Instructions for the task: Wherever the word "IPPBX" appears in a line of the records, copy that line.

====== Records for this task ======

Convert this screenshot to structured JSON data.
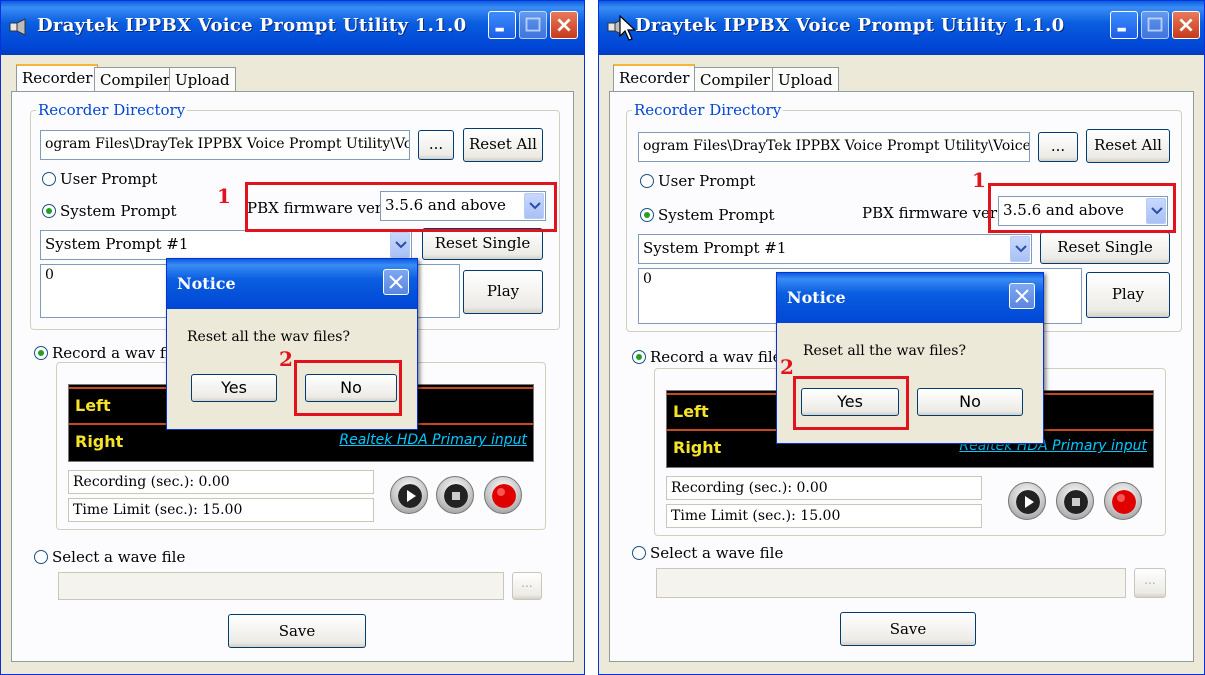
{
  "app": {
    "title": "Draytek IPPBX Voice Prompt Utility 1.1.0",
    "tabs": [
      "Recorder",
      "Compiler",
      "Upload"
    ]
  },
  "recorder": {
    "directory_label": "Recorder Directory",
    "directory_value": "ogram Files\\DrayTek IPPBX Voice Prompt Utility\\Voice",
    "browse_label": "...",
    "reset_all_label": "Reset All",
    "user_prompt_label": "User Prompt",
    "system_prompt_label": "System Prompt",
    "pbx_firmware_label": "PBX firmware ver.",
    "pbx_firmware_label_right": "PBX firmware ver",
    "pbx_firmware_value": "3.5.6 and above",
    "prompt_select_value": "System Prompt #1",
    "reset_single_label": "Reset Single",
    "prompt_text_value": "0",
    "play_label": "Play"
  },
  "record": {
    "record_option_label": "Record a wav file",
    "meter_left_label": "Left",
    "meter_right_label": "Right",
    "input_source": "Realtek HDA Primary input",
    "recording_label": "Recording (sec.): 0.00",
    "time_limit_label": "Time Limit (sec.): 15.00",
    "select_wave_label": "Select a wave file",
    "browse_label": "...",
    "save_label": "Save"
  },
  "dialog": {
    "title": "Notice",
    "message": "Reset all the wav files?",
    "yes_label": "Yes",
    "no_label": "No"
  },
  "annotations": {
    "step1": "1",
    "step2": "2"
  },
  "colors": {
    "title_blue": "#0a5ee0",
    "highlight_red": "#e1141d",
    "meter_yellow": "#f5e22a",
    "meter_link": "#00c8ff",
    "record_red": "#e00000"
  }
}
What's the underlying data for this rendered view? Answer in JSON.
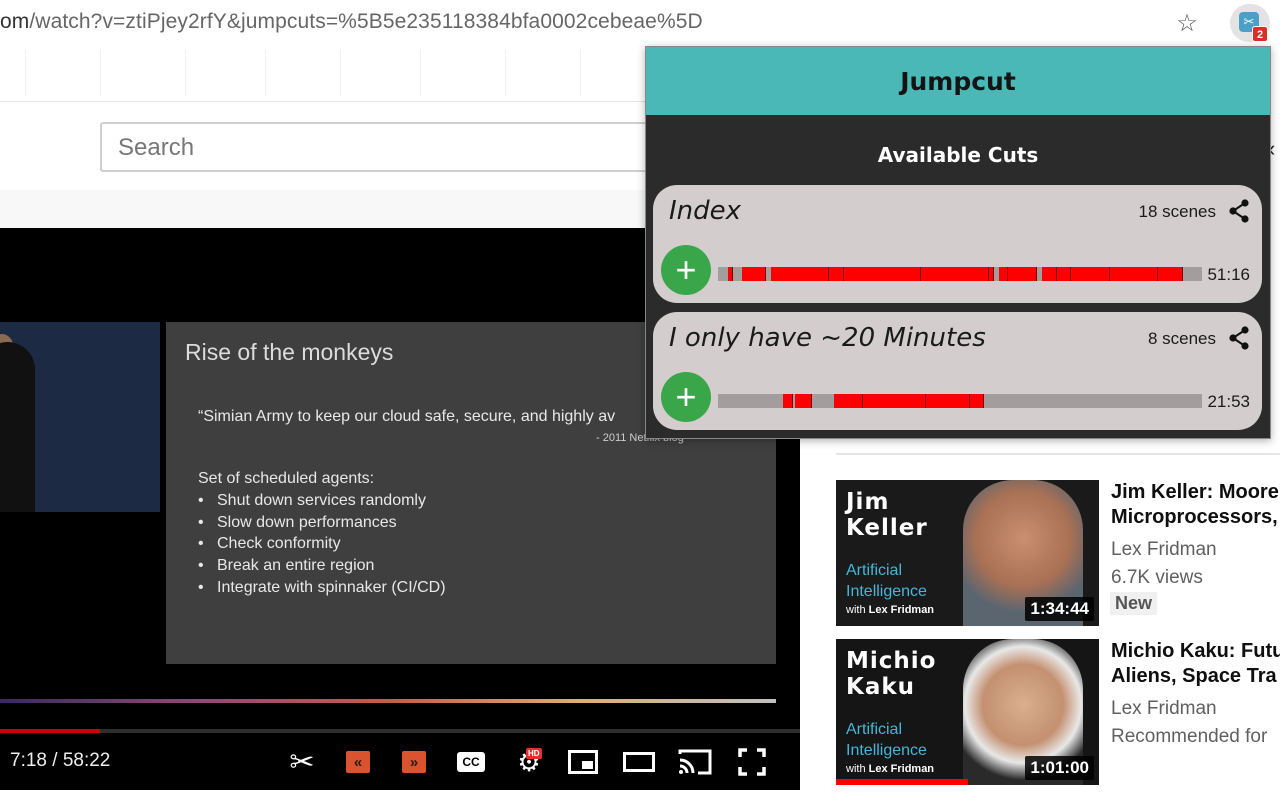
{
  "browser": {
    "url_host": "om",
    "url_path": "/watch?v=ztiPjey2rfY&jumpcuts=%5B5e235118384bfa0002cebeae%5D",
    "extension_badge": "2",
    "icons": {
      "bookmark": "star-icon",
      "extension": "jumpcut-extension-icon"
    }
  },
  "youtube": {
    "search_placeholder": "Search"
  },
  "video": {
    "slide": {
      "title": "Rise of the monkeys",
      "quote": "“Simian Army to keep our cloud safe, secure, and highly av",
      "quote_source": "- 2011 Netflix blog",
      "agents_heading": "Set of scheduled agents:",
      "bullets": [
        "Shut down services randomly",
        "Slow down performances",
        "Check conformity",
        "Break an entire region",
        "Integrate with spinnaker (CI/CD)"
      ]
    },
    "time": "7:18 / 58:22",
    "progress_fraction": 0.125,
    "controls": {
      "hd_badge": "HD",
      "cc_label": "CC",
      "rewind_glyph": "«",
      "forward_glyph": "»"
    }
  },
  "sidebar": {
    "recommendations": [
      {
        "thumb_name_line1": "Jim",
        "thumb_name_line2": "Keller",
        "thumb_ai_line1": "Artificial",
        "thumb_ai_line2": "Intelligence",
        "thumb_with": "with",
        "thumb_host": "Lex Fridman",
        "duration": "1:34:44",
        "title_line1": "Jim Keller: Moore",
        "title_line2": "Microprocessors,",
        "channel": "Lex Fridman",
        "views": "6.7K views",
        "badge": "New",
        "watched_fraction": 0
      },
      {
        "thumb_name_line1": "Michio",
        "thumb_name_line2": "Kaku",
        "thumb_ai_line1": "Artificial",
        "thumb_ai_line2": "Intelligence",
        "thumb_with": "with",
        "thumb_host": "Lex Fridman",
        "duration": "1:01:00",
        "title_line1": "Michio Kaku: Futu",
        "title_line2": "Aliens, Space Tra",
        "channel": "Lex Fridman",
        "views": "Recommended for",
        "watched_fraction": 0.5
      }
    ]
  },
  "popup": {
    "title": "Jumpcut",
    "subtitle": "Available Cuts",
    "accent_color": "#4bb8b8",
    "cuts": [
      {
        "name": "Index",
        "scenes": "18 scenes",
        "duration": "51:16",
        "segments": [
          [
            0.02,
            0.03
          ],
          [
            0.05,
            0.1
          ],
          [
            0.11,
            0.23
          ],
          [
            0.23,
            0.26
          ],
          [
            0.26,
            0.42
          ],
          [
            0.42,
            0.56
          ],
          [
            0.56,
            0.57
          ],
          [
            0.58,
            0.6
          ],
          [
            0.6,
            0.66
          ],
          [
            0.67,
            0.7
          ],
          [
            0.7,
            0.73
          ],
          [
            0.73,
            0.81
          ],
          [
            0.81,
            0.91
          ],
          [
            0.91,
            0.96
          ]
        ]
      },
      {
        "name": "I only have ~20 Minutes",
        "scenes": "8 scenes",
        "duration": "21:53",
        "segments": [
          [
            0.135,
            0.155
          ],
          [
            0.16,
            0.195
          ],
          [
            0.24,
            0.3
          ],
          [
            0.3,
            0.43
          ],
          [
            0.43,
            0.52
          ],
          [
            0.52,
            0.55
          ]
        ]
      }
    ]
  }
}
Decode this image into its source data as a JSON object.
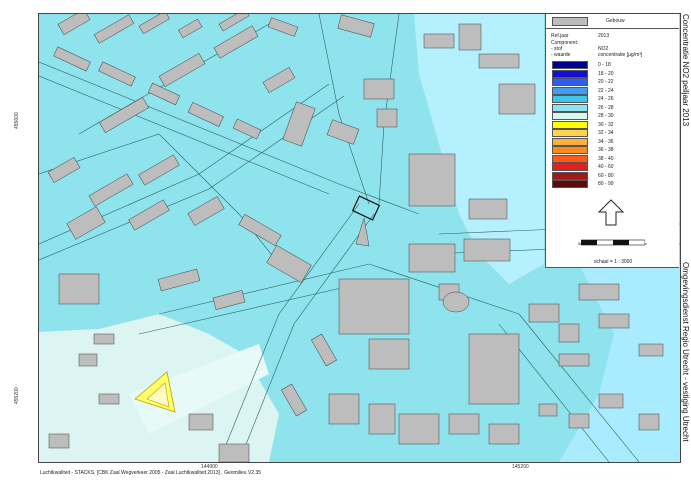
{
  "map": {
    "title": "Concentratie NO2 peiljaar 2013",
    "organisation": "Omgevingsdienst Regio Utrecht - vestiging Utrecht",
    "footer": "Luchtkwaliteit - STACKS, [CBK Zaal Wegverkeer 2005 - Zaal Luchtkwaliteit 2013] , Geomilieu V2.35",
    "coords": {
      "y1": "455600",
      "y2": "455200",
      "x1": "144900",
      "x2": "145200"
    },
    "colors": {
      "background": "#8fe3ec",
      "building": "#bdbdbd",
      "building_stroke": "#444444",
      "road_outline": "#2f5f66",
      "light_zone": "#dcf5f2",
      "high_zone": "#b5f0ff",
      "yellow_zone": "#ffff66"
    }
  },
  "legend": {
    "building_label": "Gebouw",
    "meta": {
      "ref_year_label": "Ref.jaar",
      "ref_year_value": "2013",
      "component_label": "Component:",
      "emission_label": "- stof",
      "emission_value": "NO2",
      "value_label": "- waarde",
      "value_value": "concentratie [µg/m³]"
    },
    "classes": [
      {
        "label": "0 - 18",
        "color": "#00008b"
      },
      {
        "label": "18 - 20",
        "color": "#1010d8"
      },
      {
        "label": "20 - 22",
        "color": "#2e5ef0"
      },
      {
        "label": "22 - 24",
        "color": "#3d9cf5"
      },
      {
        "label": "24 - 26",
        "color": "#3dc7f0"
      },
      {
        "label": "26 - 28",
        "color": "#8fe3ec"
      },
      {
        "label": "28 - 30",
        "color": "#d4f7f2"
      },
      {
        "label": "30 - 32",
        "color": "#ffff00"
      },
      {
        "label": "32 - 34",
        "color": "#ffd34d"
      },
      {
        "label": "34 - 36",
        "color": "#ffb03b"
      },
      {
        "label": "36 - 38",
        "color": "#ff8c1a"
      },
      {
        "label": "38 - 40",
        "color": "#ff5a1a"
      },
      {
        "label": "40 - 60",
        "color": "#e61e1e"
      },
      {
        "label": "60 - 80",
        "color": "#a01818"
      },
      {
        "label": "80 - 99",
        "color": "#5a0a0a"
      }
    ],
    "scale_zero": "0m",
    "scale_hundred": "100 m",
    "scale_text": "schaal = 1 : 3000"
  }
}
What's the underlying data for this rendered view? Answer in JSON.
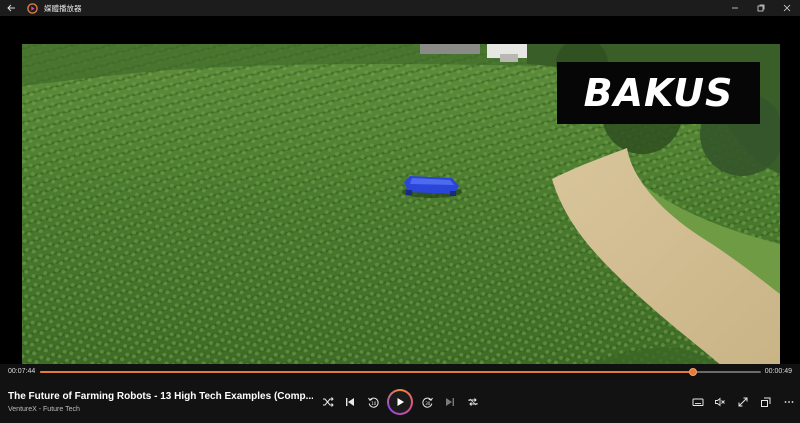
{
  "window": {
    "title": "媒體播放器",
    "back_icon": "back-arrow-icon",
    "app_icon": "media-player-logo-icon",
    "buttons": [
      "minimize-icon",
      "maximize-icon",
      "close-icon"
    ]
  },
  "video": {
    "overlay_text": "BAKUS"
  },
  "playback": {
    "current_time": "00:07:44",
    "remaining_time": "00:00:49",
    "progress_fraction": 0.905
  },
  "media": {
    "title": "The Future of Farming Robots - 13 High Tech Examples (Comp...",
    "subtitle": "VentureX - Future Tech"
  },
  "controls": {
    "left": [
      "shuffle-icon",
      "previous-icon",
      "rewind-10-icon",
      "play-icon",
      "forward-30-icon",
      "next-icon",
      "repeat-icon"
    ],
    "right": [
      "subtitles-icon",
      "volume-mute-icon",
      "fullscreen-icon",
      "mini-player-icon",
      "more-icon"
    ]
  },
  "colors": {
    "accent": "#e37b3a",
    "titlebar": "#1c1c1c",
    "controls_bg": "#121212"
  }
}
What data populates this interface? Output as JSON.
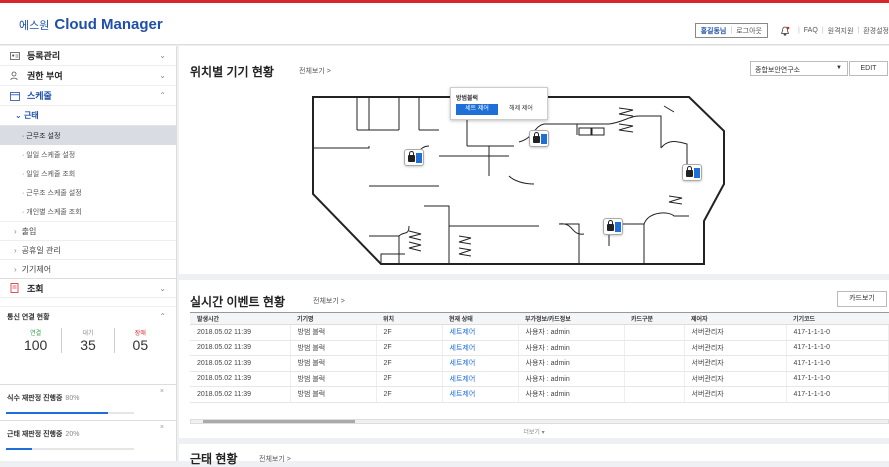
{
  "header": {
    "logo_prefix": "에스원",
    "logo_text": "Cloud Manager",
    "user_name": "홍길동님",
    "logout": "로그아웃",
    "faq": "FAQ",
    "remote": "원격지원",
    "settings": "환경설정"
  },
  "sidebar": {
    "menus": [
      {
        "label": "등록관리",
        "icon": "id-card-icon"
      },
      {
        "label": "권한 부여",
        "icon": "user-key-icon"
      },
      {
        "label": "스케줄",
        "icon": "calendar-icon"
      }
    ],
    "sub_head": "근태",
    "sub_items": [
      "· 근무조 설정",
      "· 일일 스케줄 설정",
      "· 일일 스케줄 조회",
      "· 근무조 스케줄 설정",
      "· 개인별 스케줄 조회"
    ],
    "sub_sections": [
      "출입",
      "공휴일 관리",
      "기기제어"
    ],
    "lookup": "조회",
    "conn_title": "통신 연결 현황",
    "conn": [
      {
        "label": "연결",
        "value": "100"
      },
      {
        "label": "대기",
        "value": "35"
      },
      {
        "label": "장애",
        "value": "05"
      }
    ],
    "progress": [
      {
        "title": "식수 재판정 진행중",
        "pct_label": "80%",
        "value": 0.8
      },
      {
        "title": "근태 재판정 진행중",
        "pct_label": "20%",
        "value": 0.2
      }
    ]
  },
  "location": {
    "title": "위치별 기기 현황",
    "view_all": "전체보기 >",
    "site": "종합보안연구소",
    "edit": "EDIT",
    "popup_title": "방범블럭",
    "popup_set": "세트 제어",
    "popup_release": "해제 제어"
  },
  "events": {
    "title": "실시간 이벤트 현황",
    "view_all": "전체보기 >",
    "card_button": "카드보기",
    "columns": [
      "발생시간",
      "기기명",
      "위치",
      "현재 상태",
      "부가정보/카드정보",
      "카드구분",
      "제어자",
      "기기코드"
    ],
    "rows": [
      [
        "2018.05.02 11:39",
        "방범 블럭",
        "2F",
        "세트제어",
        "사용자 : admin",
        "",
        "서버관리자",
        "417-1-1-1-0"
      ],
      [
        "2018.05.02 11:39",
        "방범 블럭",
        "2F",
        "세트제어",
        "사용자 : admin",
        "",
        "서버관리자",
        "417-1-1-1-0"
      ],
      [
        "2018.05.02 11:39",
        "방범 블럭",
        "2F",
        "세트제어",
        "사용자 : admin",
        "",
        "서버관리자",
        "417-1-1-1-0"
      ],
      [
        "2018.05.02 11:39",
        "방범 블럭",
        "2F",
        "세트제어",
        "사용자 : admin",
        "",
        "서버관리자",
        "417-1-1-1-0"
      ],
      [
        "2018.05.02 11:39",
        "방범 블럭",
        "2F",
        "세트제어",
        "사용자 : admin",
        "",
        "서버관리자",
        "417-1-1-1-0"
      ]
    ],
    "more": "더보기 ▾"
  },
  "attendance": {
    "title": "근태 현황",
    "view_all": "전체보기 >"
  }
}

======

Answer space:
    "title": "Draytek IPPBX Voice Prompt Utility 1.1.0",
    "directory_value": "ogram Files\\DrayTek IPPBX Voice Prompt Utility\\Voice",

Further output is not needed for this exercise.